The problem –
Only lines that contain the word "Ohjaus" belong in the answer; copy them from the records below.

Dataset rows for apps and sites –
══════
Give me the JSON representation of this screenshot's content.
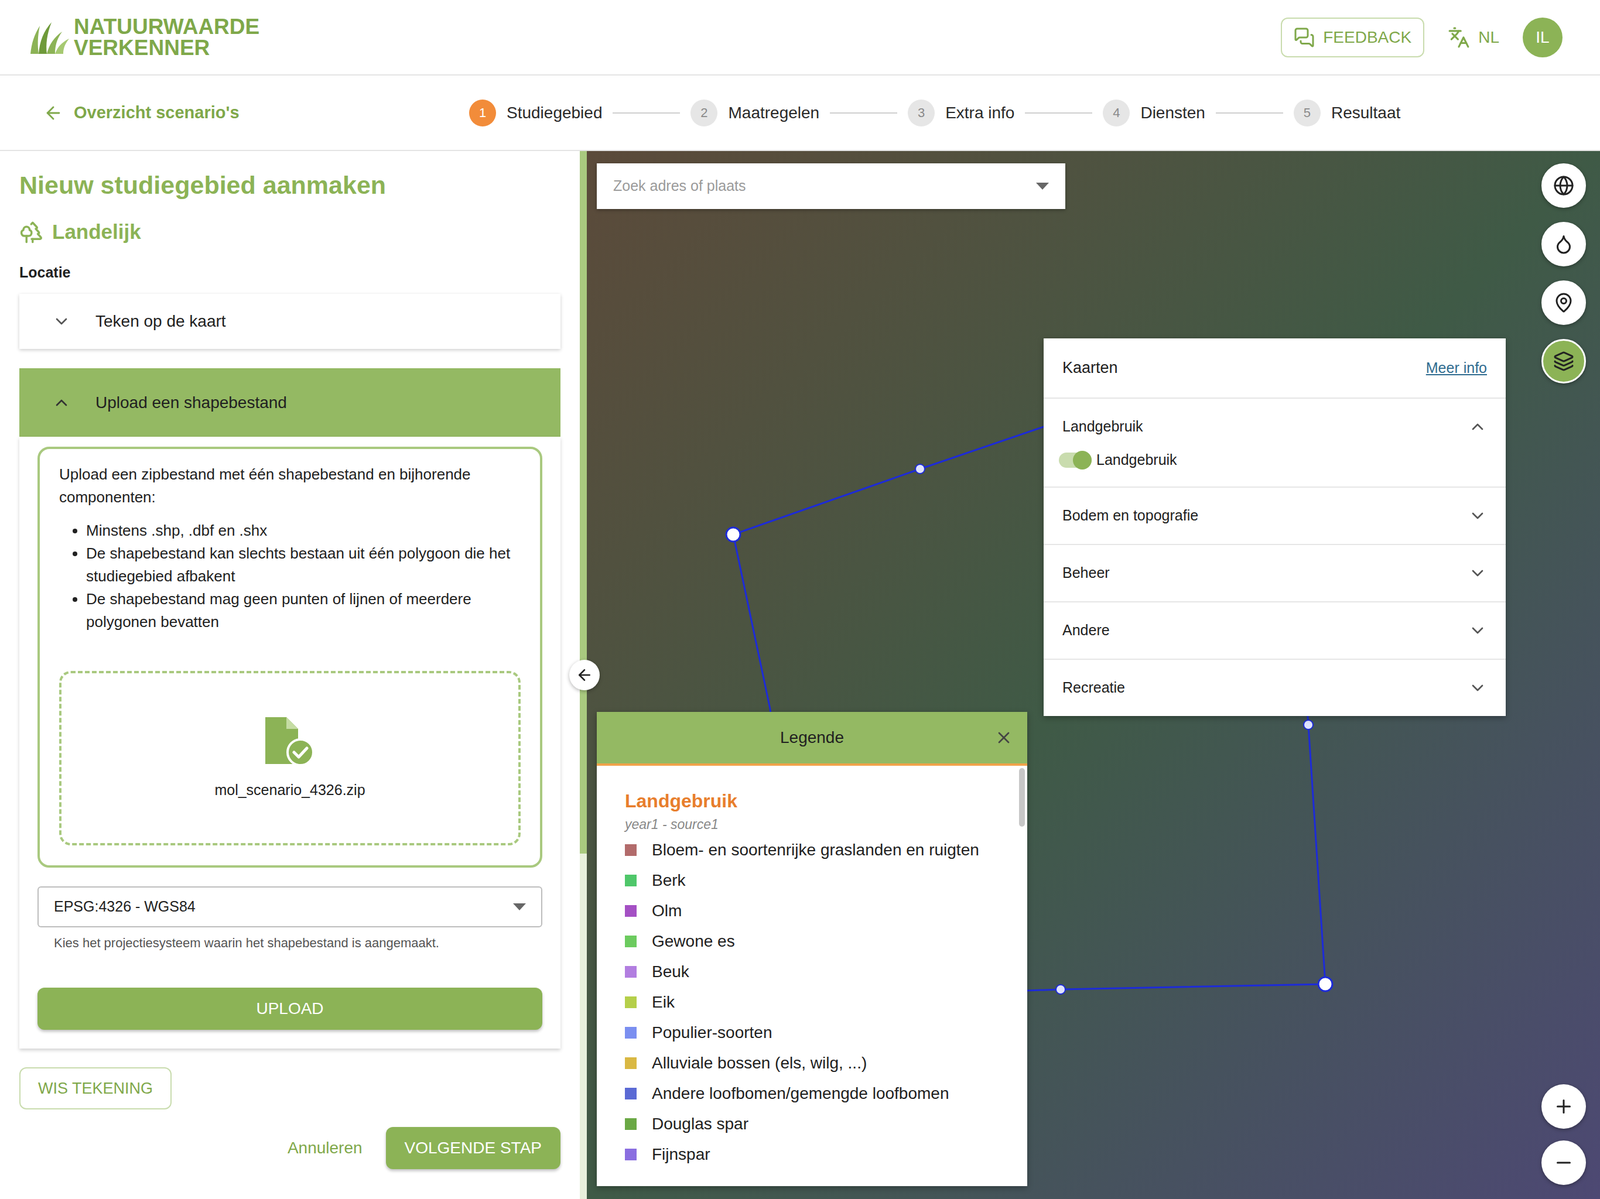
{
  "header": {
    "logo": [
      "NATUURWAARDE",
      "VERKENNER"
    ],
    "feedback": "FEEDBACK",
    "language": "NL",
    "avatar": "IL"
  },
  "nav": {
    "back": "Overzicht scenario's",
    "steps": [
      {
        "number": "1",
        "label": "Studiegebied",
        "selected": true
      },
      {
        "number": "2",
        "label": "Maatregelen",
        "selected": false
      },
      {
        "number": "3",
        "label": "Extra info",
        "selected": false
      },
      {
        "number": "4",
        "label": "Diensten",
        "selected": false
      },
      {
        "number": "5",
        "label": "Resultaat",
        "selected": false
      }
    ]
  },
  "panel": {
    "title": "Nieuw studiegebied aanmaken",
    "category": "Landelijk",
    "location_label": "Locatie",
    "sections": [
      {
        "label": "Teken op de kaart",
        "expanded": false
      },
      {
        "label": "Upload een shapebestand",
        "expanded": true
      }
    ],
    "upload": {
      "intro": "Upload een zipbestand met één shapebestand en bijhorende componenten:",
      "rules": [
        "Minstens .shp, .dbf en .shx",
        "De shapebestand kan slechts bestaan uit één polygoon die het studiegebied afbakent",
        "De shapebestand mag geen punten of lijnen of meerdere polygonen bevatten"
      ],
      "file": "mol_scenario_4326.zip",
      "projection": "EPSG:4326 - WGS84",
      "projection_help": "Kies het projectiesysteem waarin het shapebestand is aangemaakt.",
      "button": "UPLOAD"
    },
    "clear": "WIS TEKENING",
    "cancel": "Annuleren",
    "next": "VOLGENDE STAP"
  },
  "map": {
    "search_placeholder": "Zoek adres of plaats",
    "controls": [
      {
        "selected": false
      },
      {
        "selected": false
      },
      {
        "selected": false
      },
      {
        "selected": true
      }
    ],
    "layers_panel": {
      "title": "Kaarten",
      "more": "Meer info",
      "groups": [
        {
          "label": "Landgebruik",
          "expanded": true,
          "layers": [
            {
              "label": "Landgebruik",
              "on": true
            }
          ]
        },
        {
          "label": "Bodem en topografie",
          "expanded": false,
          "layers": []
        },
        {
          "label": "Beheer",
          "expanded": false,
          "layers": []
        },
        {
          "label": "Andere",
          "expanded": false,
          "layers": []
        },
        {
          "label": "Recreatie",
          "expanded": false,
          "layers": []
        }
      ]
    },
    "legend": {
      "title": "Legende",
      "group": "Landgebruik",
      "subtitle": "year1 - source1",
      "items": [
        {
          "label": "Bloem- en soortenrijke graslanden en ruigten",
          "color": "#b26b6b"
        },
        {
          "label": "Berk",
          "color": "#4fc76a"
        },
        {
          "label": "Olm",
          "color": "#a450c4"
        },
        {
          "label": "Gewone es",
          "color": "#6ccb5f"
        },
        {
          "label": "Beuk",
          "color": "#b27ee0"
        },
        {
          "label": "Eik",
          "color": "#b5cf4a"
        },
        {
          "label": "Populier-soorten",
          "color": "#7b8ff0"
        },
        {
          "label": "Alluviale bossen (els, wilg, ...)",
          "color": "#d9b843"
        },
        {
          "label": "Andere loofbomen/gemengde loofbomen",
          "color": "#5b6ad4"
        },
        {
          "label": "Douglas spar",
          "color": "#6aa845"
        },
        {
          "label": "Fijnspar",
          "color": "#8a6ee0"
        }
      ]
    }
  }
}
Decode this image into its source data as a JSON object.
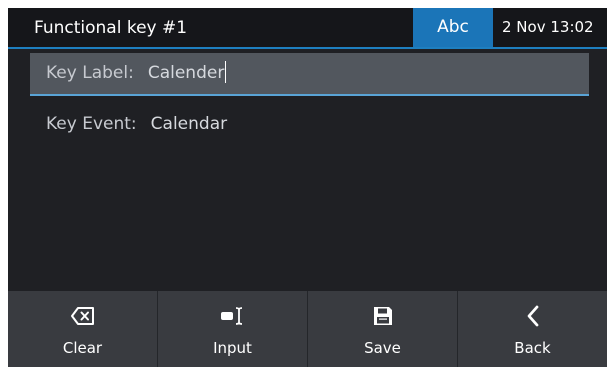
{
  "header": {
    "title": "Functional key #1",
    "input_mode": "Abc",
    "datetime": "2 Nov 13:02"
  },
  "fields": [
    {
      "label": "Key Label:",
      "value": "Calender",
      "selected": true
    },
    {
      "label": "Key Event:",
      "value": "Calendar",
      "selected": false
    }
  ],
  "softkeys": [
    {
      "label": "Clear",
      "icon": "backspace-icon"
    },
    {
      "label": "Input",
      "icon": "input-method-icon"
    },
    {
      "label": "Save",
      "icon": "save-icon"
    },
    {
      "label": "Back",
      "icon": "chevron-left-icon"
    }
  ],
  "colors": {
    "background": "#1f2024",
    "header": "#15161a",
    "accent": "#1b75b8",
    "selected_row": "#52575e",
    "softkey": "#393b40"
  }
}
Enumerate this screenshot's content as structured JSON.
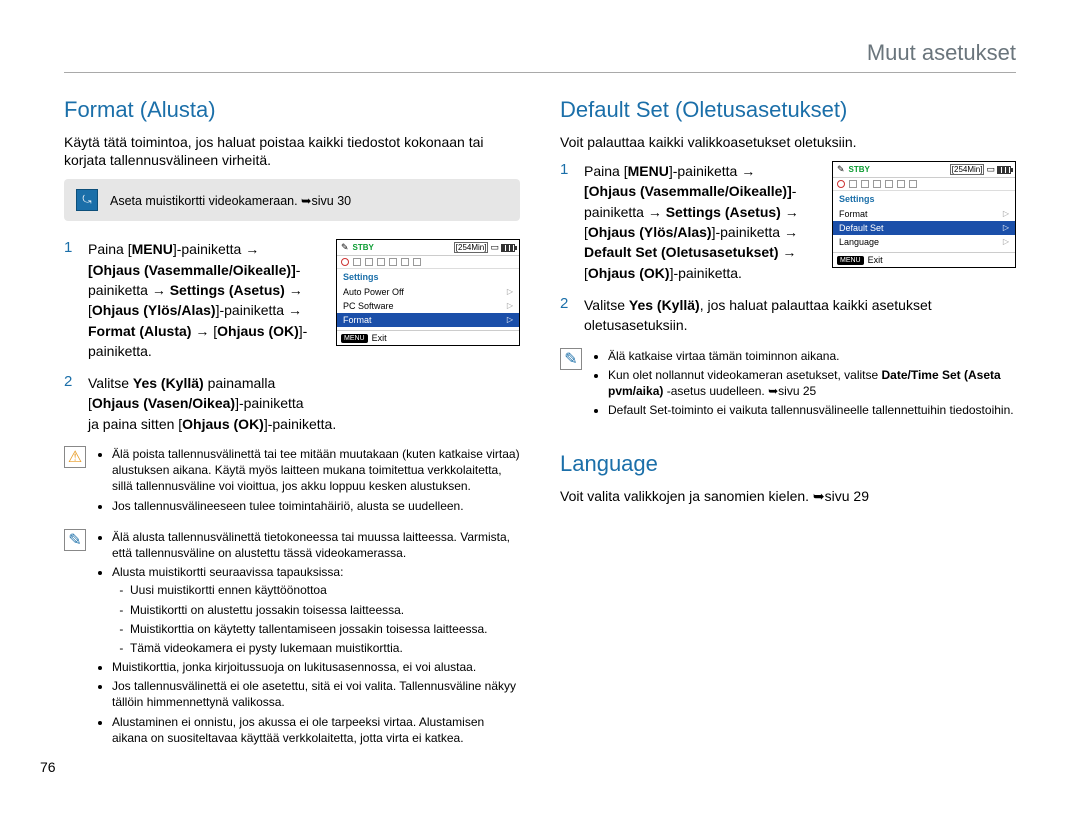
{
  "header": {
    "title": "Muut asetukset"
  },
  "page_number": "76",
  "left": {
    "h2": "Format (Alusta)",
    "intro": "Käytä tätä toimintoa, jos haluat poistaa kaikki tiedostot kokonaan tai korjata tallennusvälineen virheitä.",
    "callout_icon": "⤿",
    "callout_text": "Aseta muistikortti videokameraan. ➥sivu 30",
    "step1_num": "1",
    "step1_l1_a": "Paina [",
    "step1_l1_b": "MENU",
    "step1_l1_c": "]-painiketta → ",
    "step1_l2": "[Ohjaus (Vasemmalle/Oikealle)]",
    "step1_l2b": "-",
    "step1_l3_a": "painiketta → ",
    "step1_l3_b": "Settings (Asetus)",
    "step1_l3_c": " → ",
    "step1_l4_a": "[",
    "step1_l4_b": "Ohjaus (Ylös/Alas)",
    "step1_l4_c": "]-painiketta → ",
    "step1_l5_a": "Format (Alusta)",
    "step1_l5_b": " → [",
    "step1_l5_c": "Ohjaus (OK)",
    "step1_l5_d": "]-",
    "step1_l6": "painiketta.",
    "step2_num": "2",
    "step2_l1_a": "Valitse ",
    "step2_l1_b": "Yes (Kyllä)",
    "step2_l1_c": " painamalla",
    "step2_l2_a": "[",
    "step2_l2_b": "Ohjaus (Vasen/Oikea)",
    "step2_l2_c": "]-painiketta",
    "step2_l3_a": "ja paina sitten [",
    "step2_l3_b": "Ohjaus (OK)",
    "step2_l3_c": "]-painiketta.",
    "warn1_li1": "Älä poista tallennusvälinettä tai tee mitään muutakaan (kuten katkaise virtaa) alustuksen aikana. Käytä myös laitteen mukana toimitettua verkkolaitetta, sillä tallennusväline voi vioittua, jos akku loppuu kesken alustuksen.",
    "warn1_li2": "Jos tallennusvälineeseen tulee toimintahäiriö, alusta se uudelleen.",
    "info_li1": "Älä alusta tallennusvälinettä tietokoneessa tai muussa laitteessa. Varmista, että tallennusväline on alustettu tässä videokamerassa.",
    "info_li2": "Alusta muistikortti seuraavissa tapauksissa:",
    "info_li2_s1": "Uusi muistikortti ennen käyttöönottoa",
    "info_li2_s2": "Muistikortti on alustettu jossakin toisessa laitteessa.",
    "info_li2_s3": "Muistikorttia on käytetty tallentamiseen jossakin toisessa laitteessa.",
    "info_li2_s4": "Tämä videokamera ei pysty lukemaan muistikorttia.",
    "info_li3": "Muistikorttia, jonka kirjoitussuoja on lukitusasennossa, ei voi alustaa.",
    "info_li4": "Jos tallennusvälinettä ei ole asetettu, sitä ei voi valita. Tallennusväline näkyy tällöin himmennettynä valikossa.",
    "info_li5": "Alustaminen ei onnistu, jos akussa ei ole tarpeeksi virtaa. Alustamisen aikana on suositeltavaa käyttää verkkolaitetta, jotta virta ei katkea.",
    "lcd": {
      "stby": "STBY",
      "time": "[254Min]",
      "settings_label": "Settings",
      "items": [
        "Auto Power Off",
        "PC Software",
        "Format"
      ],
      "selected_index": 2,
      "menu_label": "MENU",
      "exit_label": "Exit"
    }
  },
  "right": {
    "h2_default": "Default Set (Oletusasetukset)",
    "default_intro": "Voit palauttaa kaikki valikkoasetukset oletuksiin.",
    "step1_num": "1",
    "step1_l1_a": "Paina [",
    "step1_l1_b": "MENU",
    "step1_l1_c": "]-painiketta → ",
    "step1_l2": "[Ohjaus (Vasemmalle/Oikealle)]",
    "step1_l2b": "-",
    "step1_l3_a": "painiketta → ",
    "step1_l3_b": "Settings (Asetus)",
    "step1_l3_c": " → ",
    "step1_l4_a": "[",
    "step1_l4_b": "Ohjaus (Ylös/Alas)",
    "step1_l4_c": "]-painiketta → ",
    "step1_l5_a": "Default Set (Oletusasetukset)",
    "step1_l5_b": " → ",
    "step1_l6_a": "[",
    "step1_l6_b": "Ohjaus (OK)",
    "step1_l6_c": "]-painiketta.",
    "step2_num": "2",
    "step2_l1_a": "Valitse ",
    "step2_l1_b": "Yes (Kyllä)",
    "step2_l1_c": ", jos haluat palauttaa kaikki asetukset oletusasetuksiin.",
    "info_li1": "Älä katkaise virtaa tämän toiminnon aikana.",
    "info_li2_a": "Kun olet nollannut videokameran asetukset, valitse ",
    "info_li2_b": "Date/Time Set (Aseta pvm/aika)",
    "info_li2_c": " -asetus uudelleen. ➥sivu 25",
    "info_li3": "Default Set-toiminto ei vaikuta tallennusvälineelle tallennettuihin tiedostoihin.",
    "h2_lang": "Language",
    "lang_text": "Voit valita valikkojen ja sanomien kielen. ➥sivu 29",
    "lcd": {
      "stby": "STBY",
      "time": "[254Min]",
      "settings_label": "Settings",
      "items": [
        "Format",
        "Default Set",
        "Language"
      ],
      "selected_index": 1,
      "menu_label": "MENU",
      "exit_label": "Exit"
    }
  }
}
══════
Solution below –
    "step1_l2": "[Ohjaus (Vasemmalle/Oikealle)]",
    "step1_l4_b": "Ohjaus (Ylös/Alas)",
    "step1_l5_c": "Ohjaus (OK)",
    "step2_l2_b": "Ohjaus (Vasen/Oikea)",
    "step2_l3_b": "Ohjaus (OK)",
    "step1_l2": "[Ohjaus (Vasemmalle/Oikealle)]",
    "step1_l4_b": "Ohjaus (Ylös/Alas)",
    "step1_l6_b": "Ohjaus (OK)",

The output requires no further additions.